**What this task involves**.
Pull every line containing "Declaration" out of the listing below.
.....
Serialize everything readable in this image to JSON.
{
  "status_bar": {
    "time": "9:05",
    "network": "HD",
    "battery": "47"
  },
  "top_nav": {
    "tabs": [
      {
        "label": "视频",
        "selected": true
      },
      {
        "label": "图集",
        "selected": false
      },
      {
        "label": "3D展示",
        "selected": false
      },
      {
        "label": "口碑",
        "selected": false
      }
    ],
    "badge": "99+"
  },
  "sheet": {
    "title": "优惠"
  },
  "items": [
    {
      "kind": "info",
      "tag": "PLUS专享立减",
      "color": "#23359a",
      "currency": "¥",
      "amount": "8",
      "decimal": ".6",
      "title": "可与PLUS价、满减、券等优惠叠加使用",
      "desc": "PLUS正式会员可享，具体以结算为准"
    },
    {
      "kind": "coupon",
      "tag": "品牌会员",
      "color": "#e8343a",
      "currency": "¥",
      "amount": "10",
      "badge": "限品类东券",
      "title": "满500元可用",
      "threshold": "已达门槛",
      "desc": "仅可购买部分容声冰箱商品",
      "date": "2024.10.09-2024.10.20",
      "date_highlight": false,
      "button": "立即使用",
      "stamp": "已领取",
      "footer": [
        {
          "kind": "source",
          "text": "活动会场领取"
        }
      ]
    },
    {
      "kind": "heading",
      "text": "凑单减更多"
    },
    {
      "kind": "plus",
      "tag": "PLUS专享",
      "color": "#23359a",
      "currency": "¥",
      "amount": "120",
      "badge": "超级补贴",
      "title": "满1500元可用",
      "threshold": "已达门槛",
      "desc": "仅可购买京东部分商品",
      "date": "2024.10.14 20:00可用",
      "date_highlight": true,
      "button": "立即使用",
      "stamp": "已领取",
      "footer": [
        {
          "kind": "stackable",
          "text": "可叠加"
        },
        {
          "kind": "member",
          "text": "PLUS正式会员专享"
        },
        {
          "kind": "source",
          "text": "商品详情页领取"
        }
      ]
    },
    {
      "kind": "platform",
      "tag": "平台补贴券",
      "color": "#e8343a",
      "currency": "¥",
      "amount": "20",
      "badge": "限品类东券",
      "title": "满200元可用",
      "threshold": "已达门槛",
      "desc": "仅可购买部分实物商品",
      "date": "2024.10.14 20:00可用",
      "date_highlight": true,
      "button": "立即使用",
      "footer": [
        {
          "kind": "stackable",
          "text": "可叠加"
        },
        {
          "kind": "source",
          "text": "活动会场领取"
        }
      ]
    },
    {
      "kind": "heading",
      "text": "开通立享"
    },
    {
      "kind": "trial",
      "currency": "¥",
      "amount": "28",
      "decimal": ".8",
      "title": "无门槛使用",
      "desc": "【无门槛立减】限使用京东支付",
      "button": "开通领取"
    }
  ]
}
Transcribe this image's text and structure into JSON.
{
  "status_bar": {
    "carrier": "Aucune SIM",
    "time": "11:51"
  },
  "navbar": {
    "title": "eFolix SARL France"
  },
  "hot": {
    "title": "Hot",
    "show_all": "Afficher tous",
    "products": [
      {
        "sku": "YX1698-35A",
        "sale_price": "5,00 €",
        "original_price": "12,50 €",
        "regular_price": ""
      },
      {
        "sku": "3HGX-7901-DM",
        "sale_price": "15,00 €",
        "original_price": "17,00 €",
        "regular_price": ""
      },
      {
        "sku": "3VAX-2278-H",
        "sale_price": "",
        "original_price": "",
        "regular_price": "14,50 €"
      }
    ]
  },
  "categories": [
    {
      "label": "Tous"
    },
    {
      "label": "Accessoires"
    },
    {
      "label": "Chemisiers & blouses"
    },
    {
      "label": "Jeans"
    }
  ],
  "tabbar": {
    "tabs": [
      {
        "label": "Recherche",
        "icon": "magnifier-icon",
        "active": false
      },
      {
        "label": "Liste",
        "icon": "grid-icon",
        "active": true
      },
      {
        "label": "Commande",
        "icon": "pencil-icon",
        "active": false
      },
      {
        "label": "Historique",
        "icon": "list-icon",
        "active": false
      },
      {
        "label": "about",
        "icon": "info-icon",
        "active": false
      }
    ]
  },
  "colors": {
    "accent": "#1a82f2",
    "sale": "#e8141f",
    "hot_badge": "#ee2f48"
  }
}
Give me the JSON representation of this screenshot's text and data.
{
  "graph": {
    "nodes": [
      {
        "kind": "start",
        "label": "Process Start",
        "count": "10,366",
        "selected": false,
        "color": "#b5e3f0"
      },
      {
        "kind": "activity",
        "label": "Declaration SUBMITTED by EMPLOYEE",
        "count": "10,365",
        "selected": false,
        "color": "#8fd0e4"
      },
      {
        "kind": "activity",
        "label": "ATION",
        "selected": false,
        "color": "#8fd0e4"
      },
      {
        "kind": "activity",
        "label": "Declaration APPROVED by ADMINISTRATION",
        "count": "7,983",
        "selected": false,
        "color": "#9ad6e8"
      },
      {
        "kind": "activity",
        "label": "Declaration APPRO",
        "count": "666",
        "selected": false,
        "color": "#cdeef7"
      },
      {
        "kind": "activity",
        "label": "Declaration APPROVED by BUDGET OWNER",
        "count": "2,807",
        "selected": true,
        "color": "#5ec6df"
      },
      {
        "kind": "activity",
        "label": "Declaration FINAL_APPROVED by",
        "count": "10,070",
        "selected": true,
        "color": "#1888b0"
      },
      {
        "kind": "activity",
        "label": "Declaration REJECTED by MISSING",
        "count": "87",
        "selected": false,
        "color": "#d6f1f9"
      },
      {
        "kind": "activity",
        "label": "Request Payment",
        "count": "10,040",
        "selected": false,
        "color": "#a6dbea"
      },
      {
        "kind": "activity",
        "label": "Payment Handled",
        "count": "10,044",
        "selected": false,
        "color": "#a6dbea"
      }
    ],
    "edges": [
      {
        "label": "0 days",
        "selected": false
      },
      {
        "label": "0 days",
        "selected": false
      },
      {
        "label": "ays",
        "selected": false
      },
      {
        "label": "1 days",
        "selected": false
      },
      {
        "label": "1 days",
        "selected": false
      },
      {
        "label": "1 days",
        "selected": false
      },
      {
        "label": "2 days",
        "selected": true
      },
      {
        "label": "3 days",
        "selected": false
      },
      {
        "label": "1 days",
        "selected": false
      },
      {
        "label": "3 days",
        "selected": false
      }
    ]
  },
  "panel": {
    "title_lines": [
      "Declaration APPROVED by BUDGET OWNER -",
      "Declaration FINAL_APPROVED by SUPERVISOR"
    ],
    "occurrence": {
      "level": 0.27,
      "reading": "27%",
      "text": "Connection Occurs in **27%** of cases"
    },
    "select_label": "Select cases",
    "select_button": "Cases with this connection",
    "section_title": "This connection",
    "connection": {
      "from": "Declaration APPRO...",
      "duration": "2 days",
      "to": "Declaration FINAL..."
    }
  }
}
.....
**Answer to this problem**.
        "label": "Declaration SUBMITTED by EMPLOYEE",
        "label": "Declaration APPROVED by ADMINISTRATION",
        "label": "Declaration APPRO",
        "label": "Declaration APPROVED by BUDGET OWNER",
        "label": "Declaration FINAL_APPROVED by",
        "label": "Declaration REJECTED by MISSING",
      "Declaration APPROVED by BUDGET OWNER -",
      "Declaration FINAL_APPROVED by SUPERVISOR"
      "from": "Declaration APPRO...",
      "to": "Declaration FINAL..."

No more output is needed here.